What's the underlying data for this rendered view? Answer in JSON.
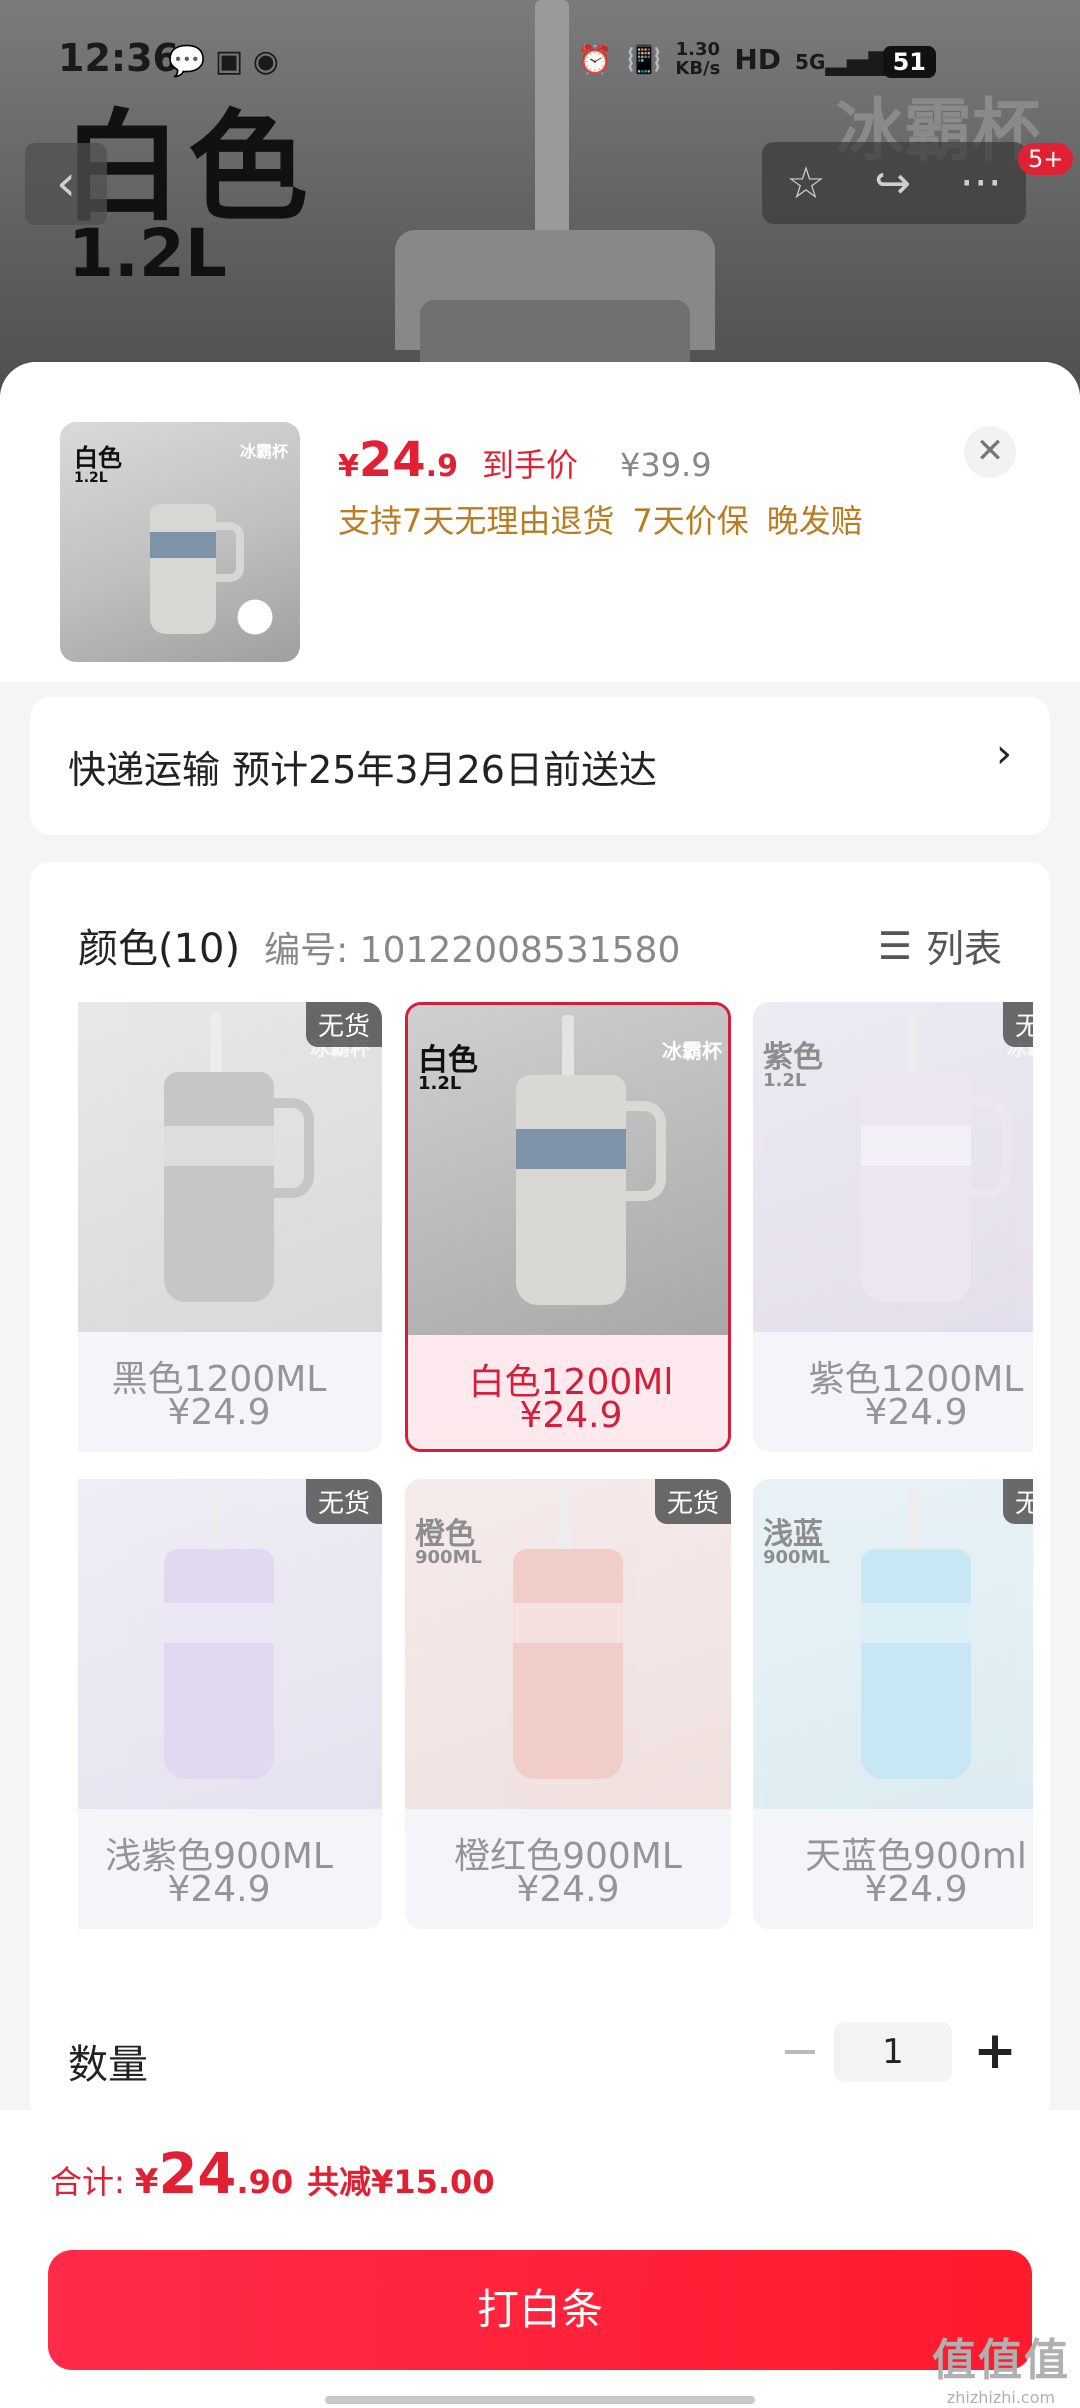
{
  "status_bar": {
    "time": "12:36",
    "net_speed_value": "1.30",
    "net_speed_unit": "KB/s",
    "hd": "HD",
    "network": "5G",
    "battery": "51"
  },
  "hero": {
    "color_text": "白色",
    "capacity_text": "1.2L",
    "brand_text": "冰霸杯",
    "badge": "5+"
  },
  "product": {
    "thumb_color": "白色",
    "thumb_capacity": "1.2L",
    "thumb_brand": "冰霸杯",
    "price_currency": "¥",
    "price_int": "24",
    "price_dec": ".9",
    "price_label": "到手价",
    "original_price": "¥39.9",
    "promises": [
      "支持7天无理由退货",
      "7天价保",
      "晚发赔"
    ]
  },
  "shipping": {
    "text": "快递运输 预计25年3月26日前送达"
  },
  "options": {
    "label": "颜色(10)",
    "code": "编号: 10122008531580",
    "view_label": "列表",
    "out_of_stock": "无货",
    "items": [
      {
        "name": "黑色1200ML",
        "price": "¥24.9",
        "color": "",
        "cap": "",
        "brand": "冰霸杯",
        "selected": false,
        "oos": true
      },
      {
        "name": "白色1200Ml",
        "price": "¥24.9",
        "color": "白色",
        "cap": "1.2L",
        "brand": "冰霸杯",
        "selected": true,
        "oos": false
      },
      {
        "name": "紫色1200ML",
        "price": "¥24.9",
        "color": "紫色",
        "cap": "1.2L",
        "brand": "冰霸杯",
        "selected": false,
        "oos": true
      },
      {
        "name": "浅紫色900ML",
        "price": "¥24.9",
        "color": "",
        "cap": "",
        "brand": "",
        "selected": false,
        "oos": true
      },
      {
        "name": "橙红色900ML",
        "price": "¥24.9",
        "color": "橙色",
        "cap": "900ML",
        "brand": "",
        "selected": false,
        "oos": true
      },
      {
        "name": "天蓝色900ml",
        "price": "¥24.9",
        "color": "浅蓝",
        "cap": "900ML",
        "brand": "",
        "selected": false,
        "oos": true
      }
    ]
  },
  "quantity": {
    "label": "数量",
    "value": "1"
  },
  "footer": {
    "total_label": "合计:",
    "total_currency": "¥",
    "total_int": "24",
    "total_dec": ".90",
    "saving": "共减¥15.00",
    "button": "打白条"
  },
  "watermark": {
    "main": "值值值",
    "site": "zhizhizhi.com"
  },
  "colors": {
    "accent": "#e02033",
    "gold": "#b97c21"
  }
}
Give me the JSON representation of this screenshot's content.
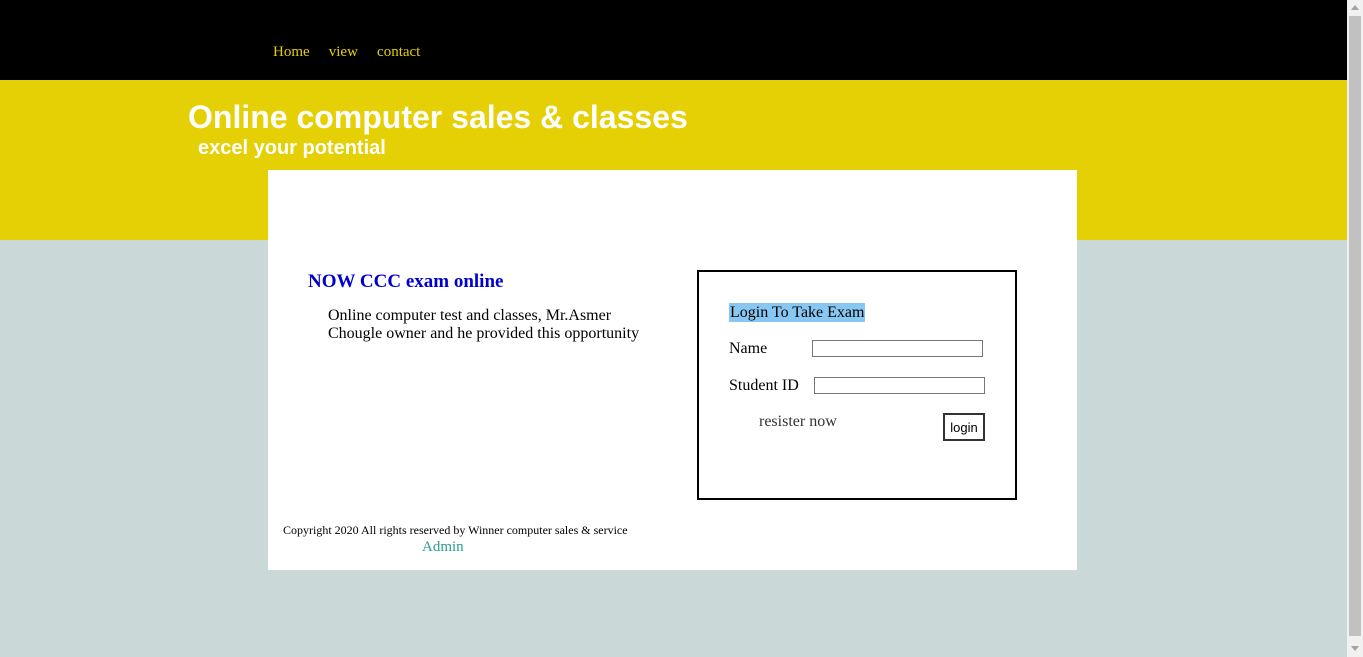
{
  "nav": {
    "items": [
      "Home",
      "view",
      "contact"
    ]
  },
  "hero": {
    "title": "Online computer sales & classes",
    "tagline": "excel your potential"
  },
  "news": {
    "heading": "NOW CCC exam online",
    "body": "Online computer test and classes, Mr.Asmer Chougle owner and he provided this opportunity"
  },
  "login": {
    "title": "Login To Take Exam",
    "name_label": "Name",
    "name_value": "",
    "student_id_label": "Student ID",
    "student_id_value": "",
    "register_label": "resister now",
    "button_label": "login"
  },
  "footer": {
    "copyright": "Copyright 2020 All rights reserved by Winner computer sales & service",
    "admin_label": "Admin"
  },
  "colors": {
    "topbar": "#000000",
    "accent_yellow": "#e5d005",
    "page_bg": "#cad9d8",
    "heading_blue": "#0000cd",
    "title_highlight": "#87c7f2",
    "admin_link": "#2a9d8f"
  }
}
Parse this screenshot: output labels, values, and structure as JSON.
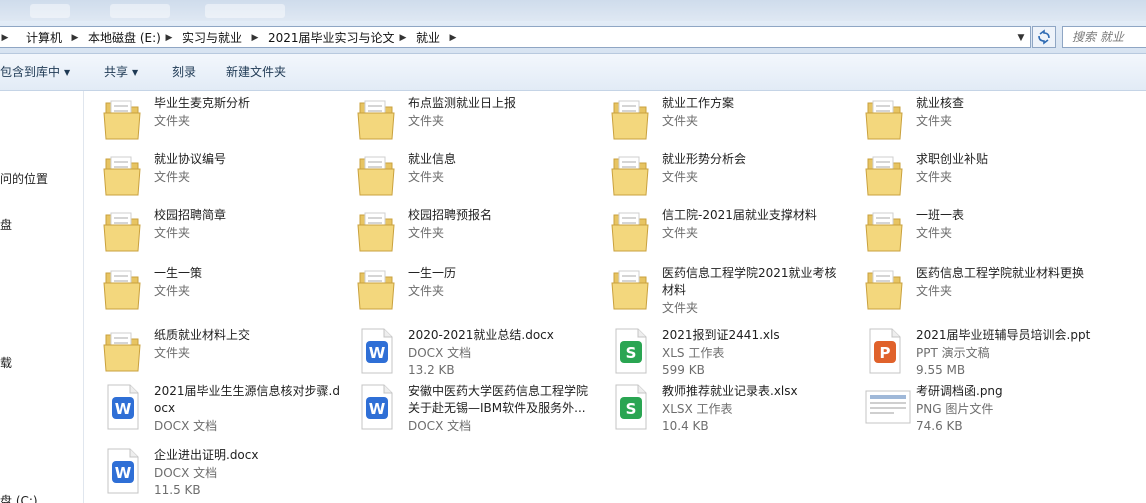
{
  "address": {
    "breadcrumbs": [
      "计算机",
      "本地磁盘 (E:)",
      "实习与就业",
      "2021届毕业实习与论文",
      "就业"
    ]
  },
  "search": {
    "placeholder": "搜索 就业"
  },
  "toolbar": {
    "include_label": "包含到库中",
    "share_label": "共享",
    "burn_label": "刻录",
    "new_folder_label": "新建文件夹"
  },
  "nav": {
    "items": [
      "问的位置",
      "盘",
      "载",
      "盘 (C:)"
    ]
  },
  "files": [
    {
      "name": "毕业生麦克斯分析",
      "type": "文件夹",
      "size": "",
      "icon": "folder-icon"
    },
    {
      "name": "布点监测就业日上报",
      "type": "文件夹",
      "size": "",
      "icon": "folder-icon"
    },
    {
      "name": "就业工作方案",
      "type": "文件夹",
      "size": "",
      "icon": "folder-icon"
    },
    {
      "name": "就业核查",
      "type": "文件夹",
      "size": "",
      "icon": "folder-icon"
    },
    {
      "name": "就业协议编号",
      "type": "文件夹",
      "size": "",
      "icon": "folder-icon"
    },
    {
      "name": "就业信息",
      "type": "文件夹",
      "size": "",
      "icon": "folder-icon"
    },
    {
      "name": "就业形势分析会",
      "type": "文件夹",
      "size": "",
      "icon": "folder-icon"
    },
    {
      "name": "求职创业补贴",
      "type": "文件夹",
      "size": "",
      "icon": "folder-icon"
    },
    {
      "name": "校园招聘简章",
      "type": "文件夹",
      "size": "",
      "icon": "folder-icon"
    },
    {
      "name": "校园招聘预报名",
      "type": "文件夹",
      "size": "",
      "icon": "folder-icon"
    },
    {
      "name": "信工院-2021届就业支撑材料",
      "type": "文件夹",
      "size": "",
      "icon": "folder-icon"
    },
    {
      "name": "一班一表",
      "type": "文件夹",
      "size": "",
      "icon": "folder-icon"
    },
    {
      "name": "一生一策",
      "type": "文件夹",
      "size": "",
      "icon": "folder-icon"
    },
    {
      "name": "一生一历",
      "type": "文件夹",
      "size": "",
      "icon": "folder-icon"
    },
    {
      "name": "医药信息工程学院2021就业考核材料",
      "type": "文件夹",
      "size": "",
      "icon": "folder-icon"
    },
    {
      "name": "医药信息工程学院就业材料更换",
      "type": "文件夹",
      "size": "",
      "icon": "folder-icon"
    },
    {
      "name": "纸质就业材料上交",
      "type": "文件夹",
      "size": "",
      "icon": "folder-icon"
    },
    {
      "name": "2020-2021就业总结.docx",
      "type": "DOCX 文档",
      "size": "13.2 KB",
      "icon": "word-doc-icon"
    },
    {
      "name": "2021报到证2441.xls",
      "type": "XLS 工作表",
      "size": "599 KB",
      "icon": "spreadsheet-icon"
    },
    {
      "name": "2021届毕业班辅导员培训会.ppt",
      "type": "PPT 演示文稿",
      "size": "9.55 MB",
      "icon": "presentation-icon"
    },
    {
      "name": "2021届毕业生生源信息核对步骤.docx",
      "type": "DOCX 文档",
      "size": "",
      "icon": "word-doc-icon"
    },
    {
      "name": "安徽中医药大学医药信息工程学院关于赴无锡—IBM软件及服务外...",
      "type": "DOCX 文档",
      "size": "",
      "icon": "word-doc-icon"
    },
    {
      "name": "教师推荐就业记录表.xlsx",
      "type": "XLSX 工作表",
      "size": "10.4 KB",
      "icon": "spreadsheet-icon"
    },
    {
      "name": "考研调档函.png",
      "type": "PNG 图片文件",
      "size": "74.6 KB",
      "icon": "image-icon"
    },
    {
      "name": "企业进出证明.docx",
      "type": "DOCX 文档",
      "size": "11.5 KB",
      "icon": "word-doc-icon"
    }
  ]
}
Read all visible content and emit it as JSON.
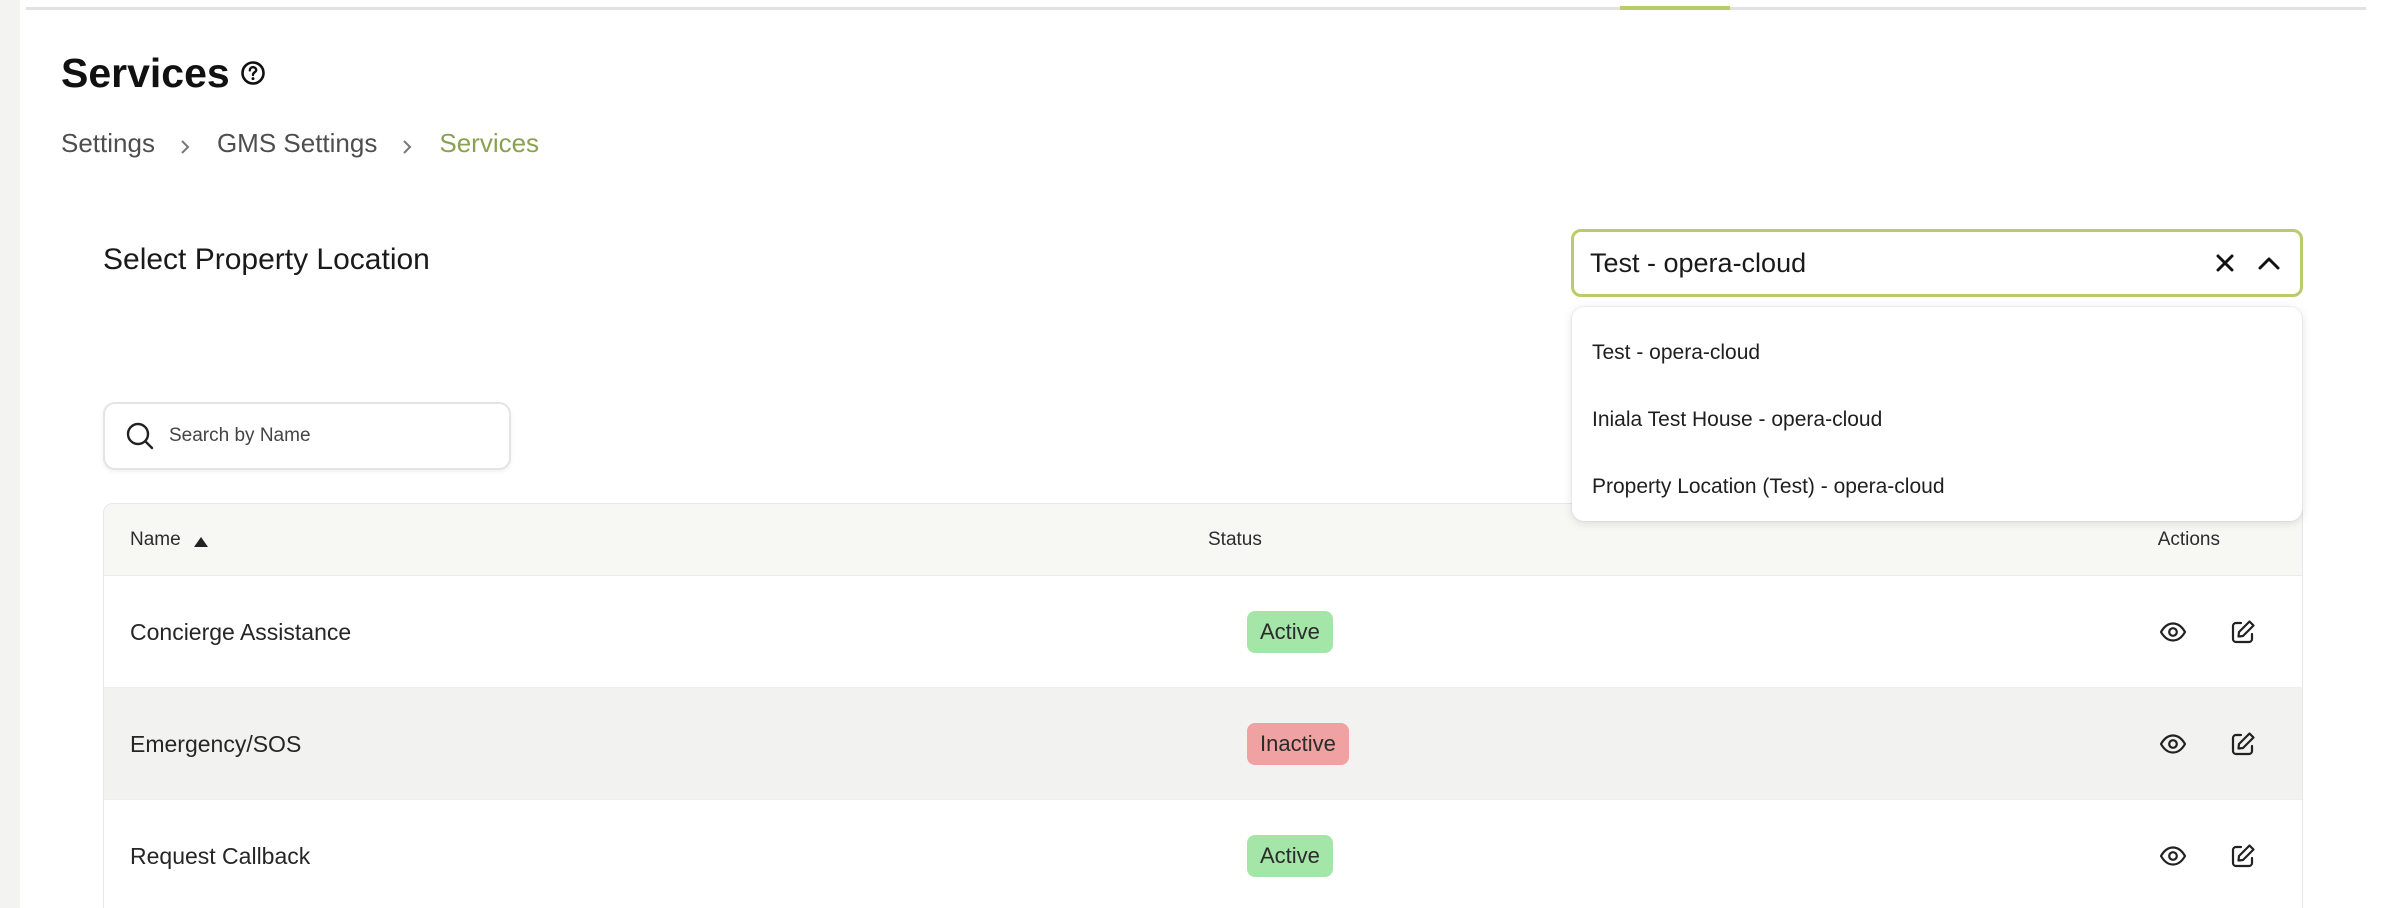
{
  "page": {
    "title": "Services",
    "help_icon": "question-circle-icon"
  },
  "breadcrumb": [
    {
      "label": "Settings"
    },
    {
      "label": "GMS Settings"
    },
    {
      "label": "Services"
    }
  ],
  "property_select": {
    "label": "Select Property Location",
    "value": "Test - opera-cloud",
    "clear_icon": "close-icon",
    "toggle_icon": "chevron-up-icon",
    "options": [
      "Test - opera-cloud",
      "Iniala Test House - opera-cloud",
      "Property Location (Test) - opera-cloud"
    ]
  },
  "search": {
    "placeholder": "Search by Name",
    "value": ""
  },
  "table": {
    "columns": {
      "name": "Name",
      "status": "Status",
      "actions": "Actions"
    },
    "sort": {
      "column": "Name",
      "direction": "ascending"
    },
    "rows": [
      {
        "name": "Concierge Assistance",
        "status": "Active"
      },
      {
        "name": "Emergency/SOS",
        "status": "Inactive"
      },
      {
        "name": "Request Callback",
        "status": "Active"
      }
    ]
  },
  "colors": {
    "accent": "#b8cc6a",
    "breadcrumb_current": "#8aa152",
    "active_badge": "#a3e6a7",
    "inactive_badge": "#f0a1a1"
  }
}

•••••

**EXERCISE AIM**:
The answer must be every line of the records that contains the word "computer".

**ANSWER BOX**:
    "title": "Online computer sales & classes",
    "body": "Online computer test and classes, Mr.Asmer Chougle owner and he provided this opportunity"
    "copyright": "Copyright 2020 All rights reserved by Winner computer sales & service",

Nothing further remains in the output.